### Data for this task:
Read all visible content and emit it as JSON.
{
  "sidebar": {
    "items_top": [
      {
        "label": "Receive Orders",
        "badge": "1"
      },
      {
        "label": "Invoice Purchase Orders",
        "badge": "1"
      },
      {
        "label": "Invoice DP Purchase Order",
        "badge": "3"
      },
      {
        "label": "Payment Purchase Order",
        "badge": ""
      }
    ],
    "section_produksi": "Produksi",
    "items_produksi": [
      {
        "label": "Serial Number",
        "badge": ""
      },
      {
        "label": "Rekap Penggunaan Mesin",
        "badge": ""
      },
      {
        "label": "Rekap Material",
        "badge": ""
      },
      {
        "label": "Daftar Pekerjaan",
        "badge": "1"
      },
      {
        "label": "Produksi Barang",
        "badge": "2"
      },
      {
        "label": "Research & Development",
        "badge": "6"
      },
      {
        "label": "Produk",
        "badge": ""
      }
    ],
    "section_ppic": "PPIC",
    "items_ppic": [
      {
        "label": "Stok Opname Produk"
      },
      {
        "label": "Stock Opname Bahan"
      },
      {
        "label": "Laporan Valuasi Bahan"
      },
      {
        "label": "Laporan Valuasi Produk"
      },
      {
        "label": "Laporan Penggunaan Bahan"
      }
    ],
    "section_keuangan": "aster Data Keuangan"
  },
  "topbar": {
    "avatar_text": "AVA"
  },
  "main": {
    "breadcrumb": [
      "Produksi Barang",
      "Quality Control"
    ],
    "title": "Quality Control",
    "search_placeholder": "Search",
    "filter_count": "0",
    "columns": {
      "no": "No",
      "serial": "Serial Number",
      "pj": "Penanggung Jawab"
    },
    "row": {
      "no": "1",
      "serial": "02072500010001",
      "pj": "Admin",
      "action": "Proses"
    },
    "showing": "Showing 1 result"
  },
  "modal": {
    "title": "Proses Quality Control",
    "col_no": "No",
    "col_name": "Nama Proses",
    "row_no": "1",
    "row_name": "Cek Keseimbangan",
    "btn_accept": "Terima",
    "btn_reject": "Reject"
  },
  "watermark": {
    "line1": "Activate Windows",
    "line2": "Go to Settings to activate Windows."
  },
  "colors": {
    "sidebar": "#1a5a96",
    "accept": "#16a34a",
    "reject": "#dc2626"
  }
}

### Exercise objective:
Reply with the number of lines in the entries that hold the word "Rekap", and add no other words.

### Solution to the exercise:
2